[Dataset rows describing interfaces]
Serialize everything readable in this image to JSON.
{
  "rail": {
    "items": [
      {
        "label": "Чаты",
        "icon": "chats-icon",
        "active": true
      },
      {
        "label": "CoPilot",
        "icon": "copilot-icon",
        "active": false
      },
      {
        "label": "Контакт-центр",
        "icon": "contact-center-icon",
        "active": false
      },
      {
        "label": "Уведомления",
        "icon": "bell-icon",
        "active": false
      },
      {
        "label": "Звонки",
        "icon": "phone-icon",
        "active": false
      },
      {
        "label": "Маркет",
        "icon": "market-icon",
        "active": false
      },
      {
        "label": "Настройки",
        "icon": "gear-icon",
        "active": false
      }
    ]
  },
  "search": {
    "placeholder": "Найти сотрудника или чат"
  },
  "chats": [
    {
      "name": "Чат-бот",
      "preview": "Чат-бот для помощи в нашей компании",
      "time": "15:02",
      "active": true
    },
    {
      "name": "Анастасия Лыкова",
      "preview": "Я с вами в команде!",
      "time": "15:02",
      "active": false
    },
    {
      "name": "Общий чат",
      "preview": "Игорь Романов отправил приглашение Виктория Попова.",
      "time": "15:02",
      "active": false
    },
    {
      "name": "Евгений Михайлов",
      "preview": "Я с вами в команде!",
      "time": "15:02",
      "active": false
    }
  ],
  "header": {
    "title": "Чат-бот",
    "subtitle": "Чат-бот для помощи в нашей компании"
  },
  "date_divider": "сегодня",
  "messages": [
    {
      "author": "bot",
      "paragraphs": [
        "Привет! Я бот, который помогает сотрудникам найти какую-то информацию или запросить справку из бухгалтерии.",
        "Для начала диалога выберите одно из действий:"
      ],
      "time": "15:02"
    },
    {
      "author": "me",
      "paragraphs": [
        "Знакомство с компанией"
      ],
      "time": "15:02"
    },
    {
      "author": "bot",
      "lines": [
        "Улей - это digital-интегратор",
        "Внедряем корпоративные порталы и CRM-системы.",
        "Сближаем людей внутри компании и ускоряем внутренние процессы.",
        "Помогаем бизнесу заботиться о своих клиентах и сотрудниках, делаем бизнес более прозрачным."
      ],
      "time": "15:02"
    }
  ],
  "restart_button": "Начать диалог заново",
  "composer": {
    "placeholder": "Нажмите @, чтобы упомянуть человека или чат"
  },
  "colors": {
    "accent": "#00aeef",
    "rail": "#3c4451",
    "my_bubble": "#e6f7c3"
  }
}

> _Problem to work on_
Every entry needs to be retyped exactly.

> _Solution to this task_
Serialize everything readable in this image to JSON.
{
  "rail": {
    "items": [
      {
        "label": "Чаты",
        "icon": "chats-icon",
        "active": true
      },
      {
        "label": "CoPilot",
        "icon": "copilot-icon",
        "active": false
      },
      {
        "label": "Контакт-центр",
        "icon": "contact-center-icon",
        "active": false
      },
      {
        "label": "Уведомления",
        "icon": "bell-icon",
        "active": false
      },
      {
        "label": "Звонки",
        "icon": "phone-icon",
        "active": false
      },
      {
        "label": "Маркет",
        "icon": "market-icon",
        "active": false
      },
      {
        "label": "Настройки",
        "icon": "gear-icon",
        "active": false
      }
    ]
  },
  "search": {
    "placeholder": "Найти сотрудника или чат"
  },
  "chats": [
    {
      "name": "Чат-бот",
      "preview": "Чат-бот для помощи в нашей компании",
      "time": "15:02",
      "active": true
    },
    {
      "name": "Анастасия Лыкова",
      "preview": "Я с вами в команде!",
      "time": "15:02",
      "active": false
    },
    {
      "name": "Общий чат",
      "preview": "Игорь Романов отправил приглашение Виктория Попова.",
      "time": "15:02",
      "active": false
    },
    {
      "name": "Евгений Михайлов",
      "preview": "Я с вами в команде!",
      "time": "15:02",
      "active": false
    }
  ],
  "header": {
    "title": "Чат-бот",
    "subtitle": "Чат-бот для помощи в нашей компании"
  },
  "date_divider": "сегодня",
  "messages": [
    {
      "author": "bot",
      "paragraphs": [
        "Привет! Я бот, который помогает сотрудникам найти какую-то информацию или запросить справку из бухгалтерии.",
        "Для начала диалога выберите одно из действий:"
      ],
      "time": "15:02"
    },
    {
      "author": "me",
      "paragraphs": [
        "Знакомство с компанией"
      ],
      "time": "15:02"
    },
    {
      "author": "bot",
      "lines": [
        "Улей - это digital-интегратор",
        "Внедряем корпоративные порталы и CRM-системы.",
        "Сближаем людей внутри компании и ускоряем внутренние процессы.",
        "Помогаем бизнесу заботиться о своих клиентах и сотрудниках, делаем бизнес более прозрачным."
      ],
      "time": "15:02"
    }
  ],
  "restart_button": "Начать диалог заново",
  "composer": {
    "placeholder": "Нажмите @, чтобы упомянуть человека или чат"
  },
  "colors": {
    "accent": "#00aeef",
    "rail": "#3c4451",
    "my_bubble": "#e6f7c3"
  }
}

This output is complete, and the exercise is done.